Texas de Brazil blends the steak-centric cuisine of Texas with the traditional churrasco method of slow-roasting meat over an open flame grill to form a luscious meaty mélange. The full dinner ($39.99) marches out a cavalcade of choice cuts, allowing diners to welcome continuous windfalls of flavorful proteins. Brandish your table's provided card, green on one side, red on the other, and it will function as a meat traffic light that summons servers to either send stacks of seasoned beef, pork, or lamb skewers or halt plate traffic like a decorated culinary crossing guard. Or feel free to substitute greens for the grill by stepping into the sprawling salad-bar conga line ($24.99), two-stepping through toothsome goodies such as imported cheeses, steamed asparagus, and dozens of other hors d'oeuvres.

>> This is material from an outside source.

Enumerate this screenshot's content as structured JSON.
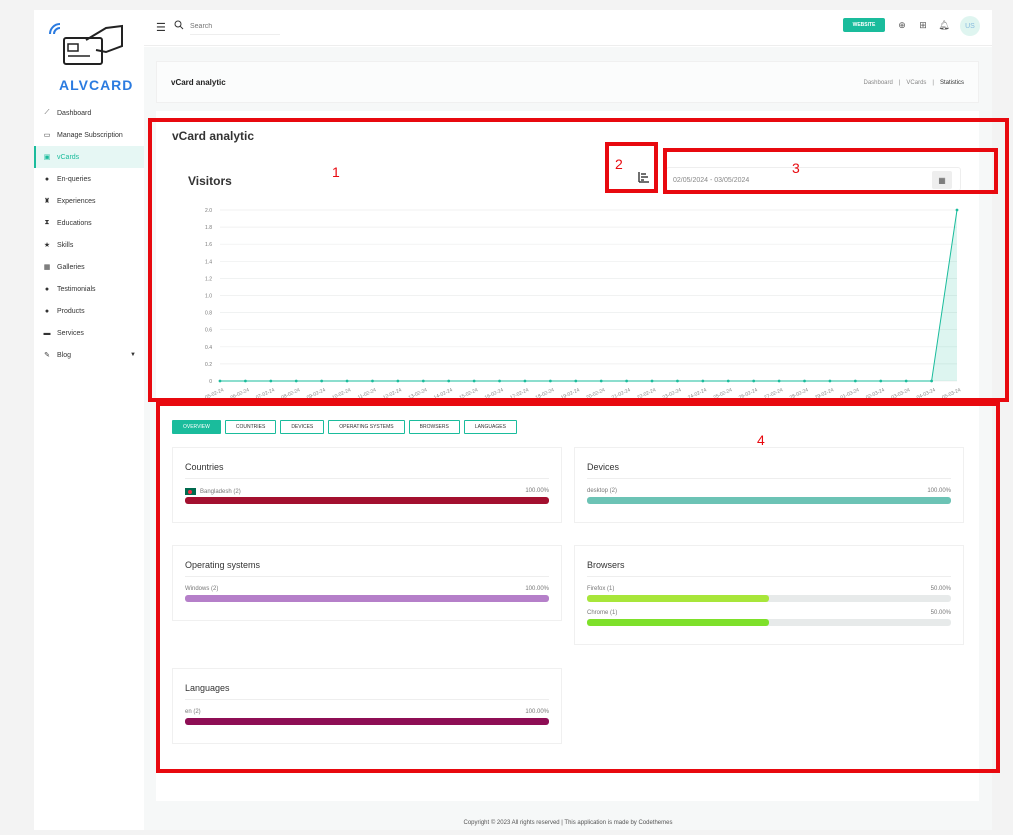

Since 1948, grills have kissed aged steaks from Chicago and Kansas City with open flames to take center stage on Gene's Steak House's menu bolstered with select classics dishes and fine wines. Cuts of beef range from 6-ounce petite filet mignons to 28-ounce porterhouse-steak behemoths, each carved from corn-fed, immaculately aged meat. Diners can relive fishing trips or nightmares about aquariums with plates of char-grilled stuffed grouper, lobster tails, and salmon. A list of over 200 fine wines from around the world lends bouquets to balance every smoky flavor, highlighting steaks with French red bordeaux and complementing seafood with German white varietals.
There are no easy decisions once you slide into a booth at Ormond Steakhouse. What should I get as an appetizer? What should I get as an entree? What nickname should I choose for the server? All of these things rush through a diner's mind as they open the menu and scan over its assortment of wood-fired steaks, chicken, and seafood.

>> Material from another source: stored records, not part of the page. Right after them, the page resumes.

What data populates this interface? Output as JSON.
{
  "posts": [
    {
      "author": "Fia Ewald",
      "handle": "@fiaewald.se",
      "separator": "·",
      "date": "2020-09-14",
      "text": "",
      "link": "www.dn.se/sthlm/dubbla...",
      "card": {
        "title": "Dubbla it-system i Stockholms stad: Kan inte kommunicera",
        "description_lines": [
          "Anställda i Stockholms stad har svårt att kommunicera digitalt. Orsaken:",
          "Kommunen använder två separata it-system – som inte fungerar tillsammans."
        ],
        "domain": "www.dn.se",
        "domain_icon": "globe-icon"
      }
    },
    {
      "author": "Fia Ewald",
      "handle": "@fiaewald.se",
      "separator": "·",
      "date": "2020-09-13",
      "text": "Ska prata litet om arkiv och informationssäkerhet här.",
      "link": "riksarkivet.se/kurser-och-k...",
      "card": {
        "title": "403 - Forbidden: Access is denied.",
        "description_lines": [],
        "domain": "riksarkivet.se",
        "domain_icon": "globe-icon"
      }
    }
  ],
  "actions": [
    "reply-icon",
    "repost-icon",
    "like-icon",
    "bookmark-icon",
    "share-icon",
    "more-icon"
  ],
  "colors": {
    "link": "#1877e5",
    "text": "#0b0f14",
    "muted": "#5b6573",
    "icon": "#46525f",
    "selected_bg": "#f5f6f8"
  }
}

Meals kick off with the likes of fall-off-the-bone rib tips and homemade kettle chips topped in melted blue cheese. Then, servers bring plates of market fresh fish, center-cut pork chops, and USDA choice steaks such as a Texas top sirloin in peppercorn sauce. Most of the entree selections do have a couple of things in common: chefs grill them over wood-powered flames, and they go perfectly with sides such as cinnamon apples. Beer, wine, and specialty cocktails?such as a pomegranate margarita?put the final note to this culinary symphony.

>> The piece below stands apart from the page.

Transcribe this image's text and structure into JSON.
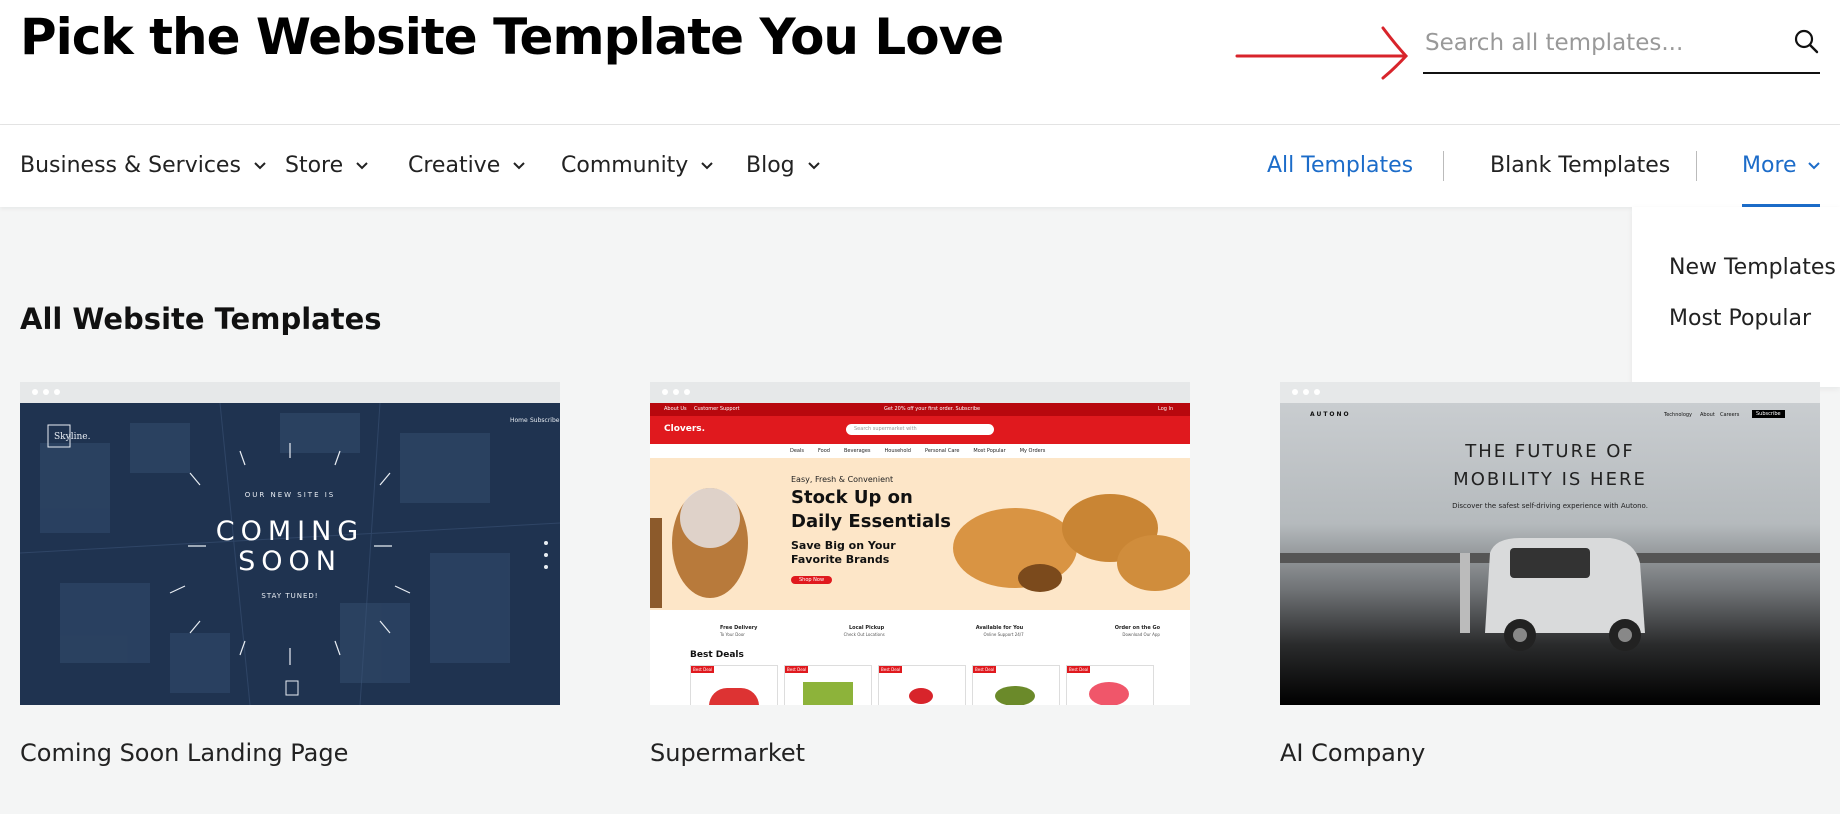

• For $10, you get $20 worth of steakhouse fare for lunch. • For $15, you get $30 worth of steakhouse fare for dinner. The chefs at Durango Steakhouse man an oak fire grill to seal the aromatic flavors of the Old West into their collection of meats, which include USDA Choice grain-fed beef. With menus for both lunch and dinner, diners can snag the delectable Southwestern pork chops for midday meat munching ($7.50–$12.95), or schedule a blind dinner-date with the 8-ounce sirloin steak seasoned with a blend of secret spices ($10.95–$13.95). Durango's sandwiches such as the margarita mahi-mahi with lettuce, tomato, and chipotle ranch ($8.50–$13.50) quell aggressive belly bellows; a selection of fajitas, quesadillas, and burritos encourage taste buds to straddle borderlines. Children ages 12 and under can delve into the kids' menu to polish off a plate of sirloin steak ($6.49), wreck a rack of ribs ($6.95), or name each noodle of the mac n' cheese after their favorite Supreme Court justices ($3.95).
It's no wonder Vines gives equal weight to "Grille" and "Wine Bar" in its name. The Restaurant Row anchor is hugely popular for its top-quality meats and fresh-caught seafood; a meal could begin with grilled octopus or oysters Rockefeller before transitioning to a cut of Prime filet. But the wine list is at least as impressive, a catalogue of 600-plus bottles from around the world that's been recognized with a Wine Spectator Best Award of Excellence. After dinner on any given night, guests can linger over a fine cigar or a gentlemanly mouthful of chewing gold as they listen to live jazz music from the likes of Tonya Phillips Staples and Barbara Walker.
The chefs at each Copper Canyon Grill, a mid-Atlantic favorite, craft their regional American dishes from scratch every day. Their kitchens fill with flames and savory aromas as they roast meats and vegetables over hardwood fires, making customers happy, but leaving behind bare earth at local basketball arenas.
The kitchen yields hearty servings of grilled prime rib and filet mignon, ahi tuna and Atlantic salmon, and Delmarva-style crab dip and Eastern Shore jumbo lump crab cakes. It also tempts with a signature rotisserie chicken and jalapeño- and serrano-pepper cornbread baked in an iron skillet.